(The data)

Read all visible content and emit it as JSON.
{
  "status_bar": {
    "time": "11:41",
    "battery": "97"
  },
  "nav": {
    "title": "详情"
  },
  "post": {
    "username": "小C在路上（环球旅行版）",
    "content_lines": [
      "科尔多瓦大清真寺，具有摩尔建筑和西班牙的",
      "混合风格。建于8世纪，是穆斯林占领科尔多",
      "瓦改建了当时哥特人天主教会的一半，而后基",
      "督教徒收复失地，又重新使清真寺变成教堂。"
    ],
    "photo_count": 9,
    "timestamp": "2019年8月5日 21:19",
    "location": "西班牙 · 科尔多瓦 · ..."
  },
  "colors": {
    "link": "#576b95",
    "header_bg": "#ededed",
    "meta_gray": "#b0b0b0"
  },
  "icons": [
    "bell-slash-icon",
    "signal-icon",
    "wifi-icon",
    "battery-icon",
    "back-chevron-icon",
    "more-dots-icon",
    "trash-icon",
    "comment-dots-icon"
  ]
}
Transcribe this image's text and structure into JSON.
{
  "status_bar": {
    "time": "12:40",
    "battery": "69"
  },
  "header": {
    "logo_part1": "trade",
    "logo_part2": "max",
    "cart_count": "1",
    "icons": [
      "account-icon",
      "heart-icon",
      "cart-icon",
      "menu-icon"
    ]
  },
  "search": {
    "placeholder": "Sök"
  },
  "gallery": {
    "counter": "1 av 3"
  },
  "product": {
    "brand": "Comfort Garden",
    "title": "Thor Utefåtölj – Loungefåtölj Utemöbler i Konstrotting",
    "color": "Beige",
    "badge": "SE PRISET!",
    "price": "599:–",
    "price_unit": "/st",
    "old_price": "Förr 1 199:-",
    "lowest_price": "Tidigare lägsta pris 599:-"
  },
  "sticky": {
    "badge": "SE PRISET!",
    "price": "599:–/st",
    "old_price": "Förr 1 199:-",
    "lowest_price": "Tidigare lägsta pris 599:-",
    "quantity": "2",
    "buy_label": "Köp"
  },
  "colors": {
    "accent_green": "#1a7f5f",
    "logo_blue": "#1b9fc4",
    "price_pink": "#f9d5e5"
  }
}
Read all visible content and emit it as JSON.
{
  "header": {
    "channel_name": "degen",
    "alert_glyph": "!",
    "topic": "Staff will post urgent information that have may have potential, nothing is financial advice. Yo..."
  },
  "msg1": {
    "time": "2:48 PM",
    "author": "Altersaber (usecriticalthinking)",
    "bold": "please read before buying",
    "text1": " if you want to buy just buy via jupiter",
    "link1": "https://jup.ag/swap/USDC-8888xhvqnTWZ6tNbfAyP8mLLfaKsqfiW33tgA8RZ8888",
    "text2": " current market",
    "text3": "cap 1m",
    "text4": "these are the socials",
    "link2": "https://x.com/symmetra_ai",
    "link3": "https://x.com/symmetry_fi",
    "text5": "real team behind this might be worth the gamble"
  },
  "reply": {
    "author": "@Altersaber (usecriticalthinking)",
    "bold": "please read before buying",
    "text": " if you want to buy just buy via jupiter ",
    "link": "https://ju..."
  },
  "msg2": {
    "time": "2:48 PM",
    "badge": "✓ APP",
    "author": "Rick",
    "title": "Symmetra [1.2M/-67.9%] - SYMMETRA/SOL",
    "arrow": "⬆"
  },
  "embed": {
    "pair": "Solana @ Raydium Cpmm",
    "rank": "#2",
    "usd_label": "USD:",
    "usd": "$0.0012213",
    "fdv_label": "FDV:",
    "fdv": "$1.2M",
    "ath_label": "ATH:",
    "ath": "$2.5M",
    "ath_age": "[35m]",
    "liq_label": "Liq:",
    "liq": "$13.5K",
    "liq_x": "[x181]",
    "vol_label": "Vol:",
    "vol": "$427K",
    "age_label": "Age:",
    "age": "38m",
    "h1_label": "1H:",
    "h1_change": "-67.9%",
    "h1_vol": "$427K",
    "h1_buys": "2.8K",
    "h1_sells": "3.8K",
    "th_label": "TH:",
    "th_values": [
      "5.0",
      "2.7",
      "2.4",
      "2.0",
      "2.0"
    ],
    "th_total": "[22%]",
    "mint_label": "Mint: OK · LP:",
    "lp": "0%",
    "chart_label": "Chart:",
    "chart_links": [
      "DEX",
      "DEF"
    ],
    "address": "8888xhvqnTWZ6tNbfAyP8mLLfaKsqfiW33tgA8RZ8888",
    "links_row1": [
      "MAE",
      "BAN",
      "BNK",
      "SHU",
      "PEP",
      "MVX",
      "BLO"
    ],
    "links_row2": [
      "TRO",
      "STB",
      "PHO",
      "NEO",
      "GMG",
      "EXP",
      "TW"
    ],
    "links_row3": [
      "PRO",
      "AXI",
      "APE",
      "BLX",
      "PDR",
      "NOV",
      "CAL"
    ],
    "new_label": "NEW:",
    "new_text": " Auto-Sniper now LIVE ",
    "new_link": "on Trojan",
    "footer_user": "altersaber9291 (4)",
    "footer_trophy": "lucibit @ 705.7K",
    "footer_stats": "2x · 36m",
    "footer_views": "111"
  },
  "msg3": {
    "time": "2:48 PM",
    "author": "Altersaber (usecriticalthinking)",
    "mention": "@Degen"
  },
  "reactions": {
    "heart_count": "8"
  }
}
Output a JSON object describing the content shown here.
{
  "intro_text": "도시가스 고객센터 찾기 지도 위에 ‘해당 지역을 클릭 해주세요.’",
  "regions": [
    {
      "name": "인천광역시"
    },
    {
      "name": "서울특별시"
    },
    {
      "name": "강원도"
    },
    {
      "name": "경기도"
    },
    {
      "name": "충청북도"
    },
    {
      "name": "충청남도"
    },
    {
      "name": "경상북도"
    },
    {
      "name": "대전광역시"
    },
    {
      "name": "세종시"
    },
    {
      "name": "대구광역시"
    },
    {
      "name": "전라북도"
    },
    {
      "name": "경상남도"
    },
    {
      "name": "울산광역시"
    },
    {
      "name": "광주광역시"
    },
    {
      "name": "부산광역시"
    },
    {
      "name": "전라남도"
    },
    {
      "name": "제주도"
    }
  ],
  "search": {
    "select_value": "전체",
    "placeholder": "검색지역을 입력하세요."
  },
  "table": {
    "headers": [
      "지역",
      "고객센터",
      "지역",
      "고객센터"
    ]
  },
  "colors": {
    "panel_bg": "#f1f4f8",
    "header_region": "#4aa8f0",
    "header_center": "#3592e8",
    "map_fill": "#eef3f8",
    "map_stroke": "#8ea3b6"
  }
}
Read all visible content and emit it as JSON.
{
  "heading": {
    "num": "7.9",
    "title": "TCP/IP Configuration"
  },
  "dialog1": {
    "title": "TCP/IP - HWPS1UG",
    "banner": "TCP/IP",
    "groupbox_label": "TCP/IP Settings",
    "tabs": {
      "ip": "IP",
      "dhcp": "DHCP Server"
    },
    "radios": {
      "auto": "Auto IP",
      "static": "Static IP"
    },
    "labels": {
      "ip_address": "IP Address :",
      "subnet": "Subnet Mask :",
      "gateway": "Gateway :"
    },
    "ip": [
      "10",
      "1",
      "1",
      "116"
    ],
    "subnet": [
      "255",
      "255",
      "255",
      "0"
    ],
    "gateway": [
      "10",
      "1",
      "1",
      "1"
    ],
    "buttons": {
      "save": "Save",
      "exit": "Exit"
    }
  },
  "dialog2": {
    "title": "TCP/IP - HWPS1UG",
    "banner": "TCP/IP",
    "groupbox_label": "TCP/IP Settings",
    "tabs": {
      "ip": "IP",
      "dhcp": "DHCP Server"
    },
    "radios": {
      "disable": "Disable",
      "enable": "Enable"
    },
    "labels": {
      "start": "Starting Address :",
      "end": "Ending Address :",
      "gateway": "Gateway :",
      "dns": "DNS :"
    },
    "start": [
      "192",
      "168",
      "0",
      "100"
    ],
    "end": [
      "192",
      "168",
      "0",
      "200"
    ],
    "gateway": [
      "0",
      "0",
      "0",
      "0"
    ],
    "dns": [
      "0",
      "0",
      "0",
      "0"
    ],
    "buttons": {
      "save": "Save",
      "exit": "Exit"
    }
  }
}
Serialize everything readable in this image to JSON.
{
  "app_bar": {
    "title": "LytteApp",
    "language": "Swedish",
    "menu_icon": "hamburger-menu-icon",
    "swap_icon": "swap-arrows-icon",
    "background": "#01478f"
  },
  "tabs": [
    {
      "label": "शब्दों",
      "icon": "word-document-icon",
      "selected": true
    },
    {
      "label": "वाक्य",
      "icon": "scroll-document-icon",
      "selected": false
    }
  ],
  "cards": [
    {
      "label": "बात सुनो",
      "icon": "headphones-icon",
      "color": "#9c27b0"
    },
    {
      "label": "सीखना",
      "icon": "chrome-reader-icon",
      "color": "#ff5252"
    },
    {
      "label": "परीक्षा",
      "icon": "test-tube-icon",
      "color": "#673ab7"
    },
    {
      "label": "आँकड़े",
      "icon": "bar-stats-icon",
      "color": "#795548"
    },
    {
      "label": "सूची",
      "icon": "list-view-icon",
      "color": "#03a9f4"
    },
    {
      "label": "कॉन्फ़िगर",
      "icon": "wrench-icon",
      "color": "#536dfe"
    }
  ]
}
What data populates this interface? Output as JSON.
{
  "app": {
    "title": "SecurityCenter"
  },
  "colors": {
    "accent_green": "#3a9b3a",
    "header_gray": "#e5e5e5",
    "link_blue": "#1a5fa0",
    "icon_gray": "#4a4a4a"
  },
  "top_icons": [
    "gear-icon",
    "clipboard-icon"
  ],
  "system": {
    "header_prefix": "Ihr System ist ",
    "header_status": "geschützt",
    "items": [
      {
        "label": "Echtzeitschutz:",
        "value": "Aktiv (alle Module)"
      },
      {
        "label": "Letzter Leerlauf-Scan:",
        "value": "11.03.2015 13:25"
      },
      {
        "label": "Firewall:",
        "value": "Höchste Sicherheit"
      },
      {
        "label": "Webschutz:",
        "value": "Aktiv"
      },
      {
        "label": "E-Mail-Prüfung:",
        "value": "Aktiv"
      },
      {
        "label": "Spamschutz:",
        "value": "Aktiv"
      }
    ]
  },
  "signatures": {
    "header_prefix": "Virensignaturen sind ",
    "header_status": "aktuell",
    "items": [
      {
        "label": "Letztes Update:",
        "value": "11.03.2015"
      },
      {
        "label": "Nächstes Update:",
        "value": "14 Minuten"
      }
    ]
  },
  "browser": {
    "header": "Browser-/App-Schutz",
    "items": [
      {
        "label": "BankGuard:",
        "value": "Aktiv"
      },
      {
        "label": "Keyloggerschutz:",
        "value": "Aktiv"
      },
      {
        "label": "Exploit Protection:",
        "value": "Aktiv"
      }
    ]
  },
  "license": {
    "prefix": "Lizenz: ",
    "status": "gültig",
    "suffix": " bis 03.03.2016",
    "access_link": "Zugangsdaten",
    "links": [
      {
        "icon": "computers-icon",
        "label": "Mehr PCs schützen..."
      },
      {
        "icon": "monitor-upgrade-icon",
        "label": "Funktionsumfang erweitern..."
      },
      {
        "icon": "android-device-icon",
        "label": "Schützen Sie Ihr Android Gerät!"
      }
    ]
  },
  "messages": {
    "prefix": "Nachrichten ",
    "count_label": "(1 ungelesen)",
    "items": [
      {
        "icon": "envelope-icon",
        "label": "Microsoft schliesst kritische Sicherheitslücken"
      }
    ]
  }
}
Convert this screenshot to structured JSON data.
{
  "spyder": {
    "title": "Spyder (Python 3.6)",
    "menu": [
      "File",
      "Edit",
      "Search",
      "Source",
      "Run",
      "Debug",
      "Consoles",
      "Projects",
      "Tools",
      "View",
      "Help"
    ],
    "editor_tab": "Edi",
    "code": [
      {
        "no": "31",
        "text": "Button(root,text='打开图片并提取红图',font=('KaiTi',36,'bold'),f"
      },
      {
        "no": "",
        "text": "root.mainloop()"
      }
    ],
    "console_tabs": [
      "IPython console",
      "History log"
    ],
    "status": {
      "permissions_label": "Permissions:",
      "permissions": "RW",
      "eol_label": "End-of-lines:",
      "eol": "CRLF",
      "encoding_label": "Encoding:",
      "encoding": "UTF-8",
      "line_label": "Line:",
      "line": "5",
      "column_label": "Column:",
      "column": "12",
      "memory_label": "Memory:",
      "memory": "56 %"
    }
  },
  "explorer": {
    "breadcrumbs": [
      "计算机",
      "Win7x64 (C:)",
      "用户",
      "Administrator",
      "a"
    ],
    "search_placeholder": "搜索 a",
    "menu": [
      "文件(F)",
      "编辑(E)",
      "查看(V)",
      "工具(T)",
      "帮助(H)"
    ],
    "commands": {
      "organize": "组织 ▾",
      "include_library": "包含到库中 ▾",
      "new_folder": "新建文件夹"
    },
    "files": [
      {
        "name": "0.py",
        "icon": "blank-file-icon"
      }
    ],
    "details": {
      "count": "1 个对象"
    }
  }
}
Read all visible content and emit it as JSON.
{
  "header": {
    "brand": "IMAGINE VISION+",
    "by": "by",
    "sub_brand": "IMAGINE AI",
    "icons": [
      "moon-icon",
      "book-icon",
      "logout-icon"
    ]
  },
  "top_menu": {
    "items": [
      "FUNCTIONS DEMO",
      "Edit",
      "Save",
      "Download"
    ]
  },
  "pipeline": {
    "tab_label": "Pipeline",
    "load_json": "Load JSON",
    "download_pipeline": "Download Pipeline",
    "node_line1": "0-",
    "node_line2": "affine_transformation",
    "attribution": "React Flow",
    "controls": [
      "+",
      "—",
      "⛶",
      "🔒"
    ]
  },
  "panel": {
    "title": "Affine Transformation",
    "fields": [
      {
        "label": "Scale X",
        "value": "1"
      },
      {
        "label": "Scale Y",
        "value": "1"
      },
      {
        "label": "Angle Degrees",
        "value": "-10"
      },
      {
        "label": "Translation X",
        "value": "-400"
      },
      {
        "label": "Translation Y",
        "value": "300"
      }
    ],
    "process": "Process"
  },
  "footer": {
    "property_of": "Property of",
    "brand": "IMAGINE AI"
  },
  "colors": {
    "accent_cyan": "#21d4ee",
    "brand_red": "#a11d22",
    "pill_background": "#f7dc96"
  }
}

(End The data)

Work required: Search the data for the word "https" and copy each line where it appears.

Response to the exercise:
    "link1": "https://jup.ag/swap/USDC-8888xhvqnTWZ6tNbfAyP8mLLfaKsqfiW33tgA8RZ8888",
    "link2": "https://x.com/symmetra_ai",
    "link3": "https://x.com/symmetry_fi",
    "link": "https://ju..."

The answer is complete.